Policy paper favours allowing 51 per cent investment

Govt for FDI in multi-brand retail sector

A discussion paper, prepared by the Department of Industrial Policy and Promotion for eliciting public opinion, has made out a strong case for the entry of multinational multi-brand retailers into the country.

The paper, released for public comments on Tuesday, has favoured allowing 51 per cent Foreign Direct Investment (FDI) in the multi-brand retail sector which would allow the global giants to directly set up shops in the country.

“FDI in retail may be an efficient means of addressing the concerns of farmers and consumers….(It) may, therefore, be an efficient means of addressing the concerns of farmers and consumers,” the government draft policy paper has contended.

Further, it argued that FDI in multi-brand retailing “would also assist in lowering consumer prices and inflation.” At present, the government policy allows 51 per cent FDI only in the single-brand retailing. The extension of this to the multi-brand segment would mean that the global multi-brand retailers would be able to open their shops in the country to directly sell consumer products ranging from state-of-the-art entertainment electronic goods to candy and biscuits of any brand one can think of.
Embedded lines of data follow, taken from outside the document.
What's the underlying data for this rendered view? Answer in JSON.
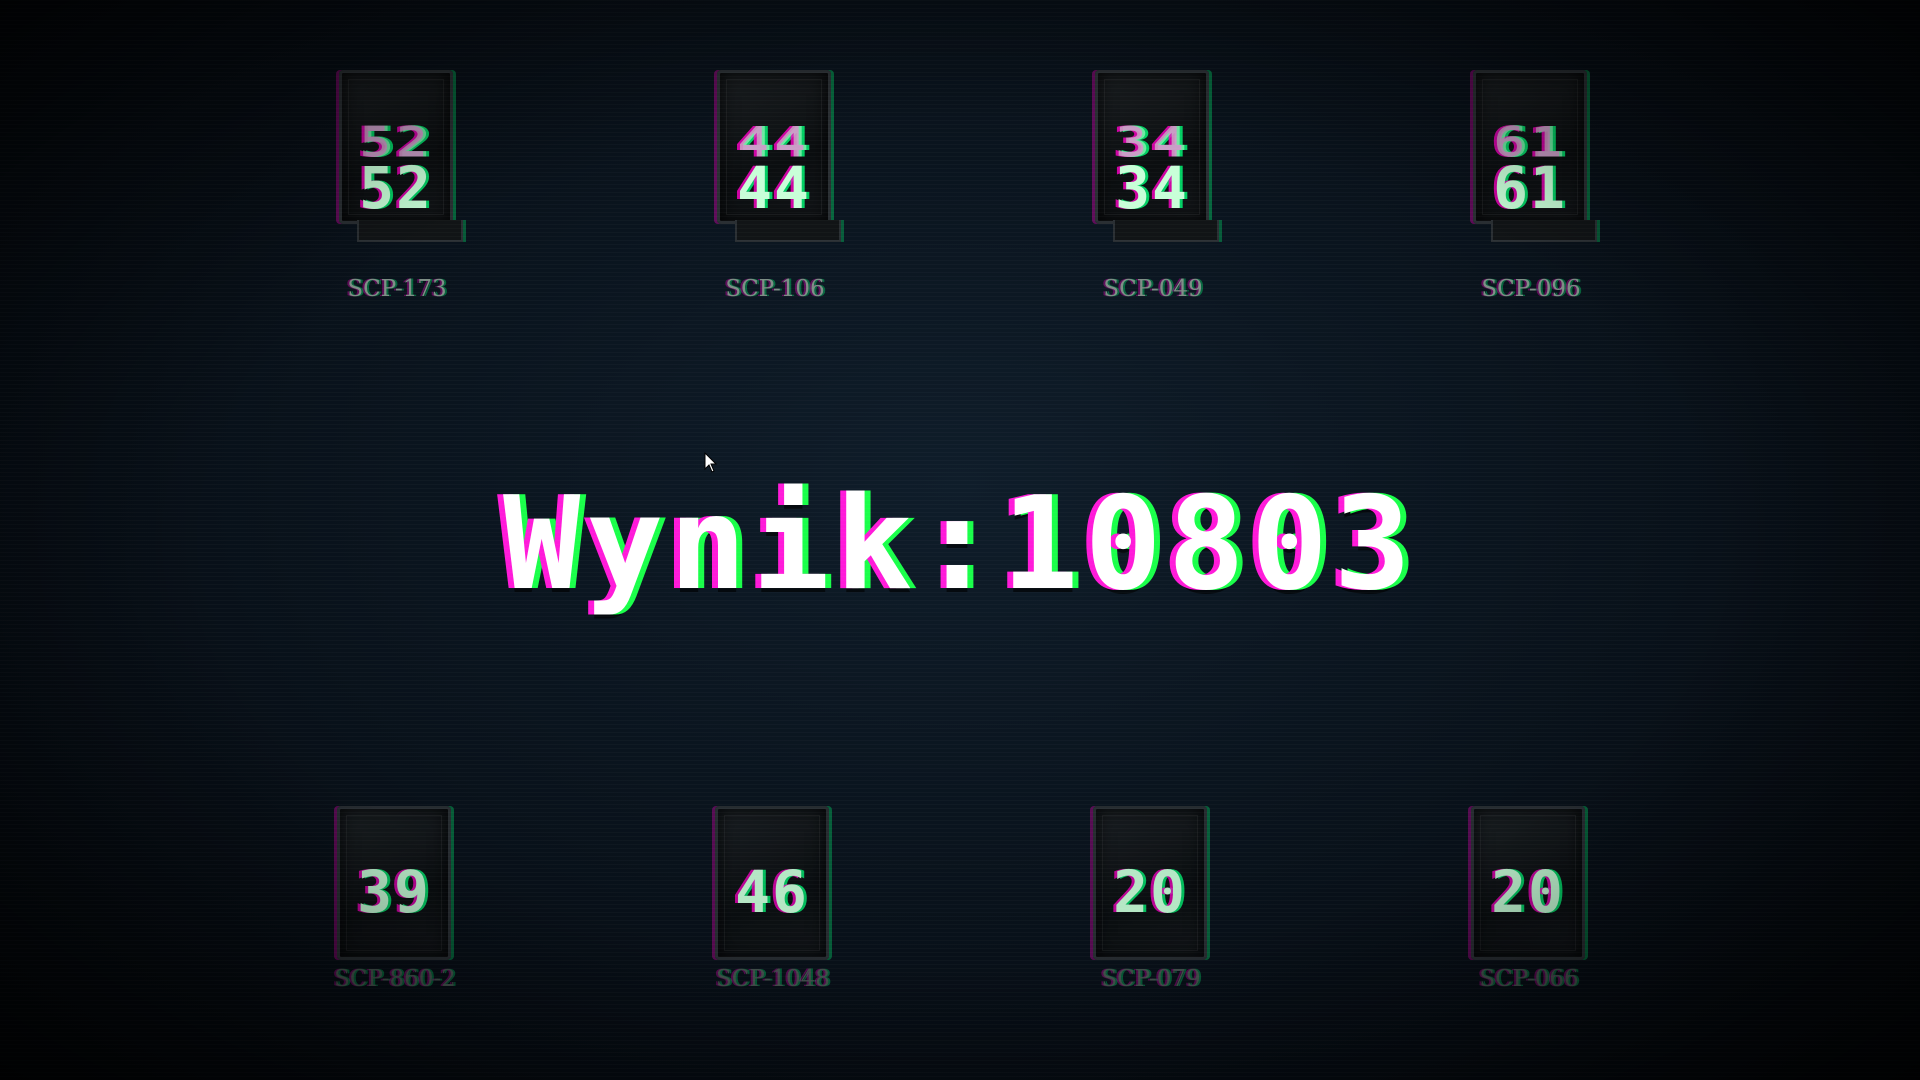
{
  "score": {
    "text": "Wynik:10803"
  },
  "cards": [
    {
      "id": "SCP-173",
      "ghost": "52",
      "number": "52"
    },
    {
      "id": "SCP-106",
      "ghost": "44",
      "number": "44"
    },
    {
      "id": "SCP-049",
      "ghost": "34",
      "number": "34"
    },
    {
      "id": "SCP-096",
      "ghost": "61",
      "number": "61"
    },
    {
      "id": "SCP-860-2",
      "number": "39"
    },
    {
      "id": "SCP-1048",
      "number": "46"
    },
    {
      "id": "SCP-079",
      "number": "20"
    },
    {
      "id": "SCP-066",
      "number": "20"
    }
  ],
  "colors": {
    "glitch_magenta": "#ff1ad9",
    "glitch_green": "#1aff4a",
    "background": "#0a141e"
  },
  "icons": {
    "cursor": "mouse-pointer-icon"
  }
}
First attempt

Five years ago, the first UPA government had mulled over allowing 51 per cent foreign direct investment in multi-brand retailing in the country. But it had not made much headway in view of opposition from its Left allies at that time.

Despite political sensitivity to the entry of global retailers in the retail sector, the Singh government now seems to be strongly favouring foreign direct investment in this sector as part of its moves to further liberalise the FDI policy in the retail sector.

Debate sought

Earlier this year, the Prime Minister had sought a debate on opening up the sector, pointing to the vast difference between farm gate and consumer prices.  The government, which is already confronting a “united” opposition on the fuel price hike issue, can expect fresh attacks on this issue.

There has been an overwhelming apprehension among political parties of different hues that the entry of foreign direct investment in retail business would signal the end of the conventional small “mom and pop” (kirana) stores as they would be swamped by the multi-national corporations.

Besides, there has also been widespread fear that allowing entry of global retail chains to carry on procurement of farm products and selling them in retail outlets directly to consumers would harm the interests of small-time farmers as well as consumers, who would be at the mercy of these global retailers. But the government policy paper has pointed out that farmers, in the present system, got just a third of the consumer prices for their produce.

Comments (+)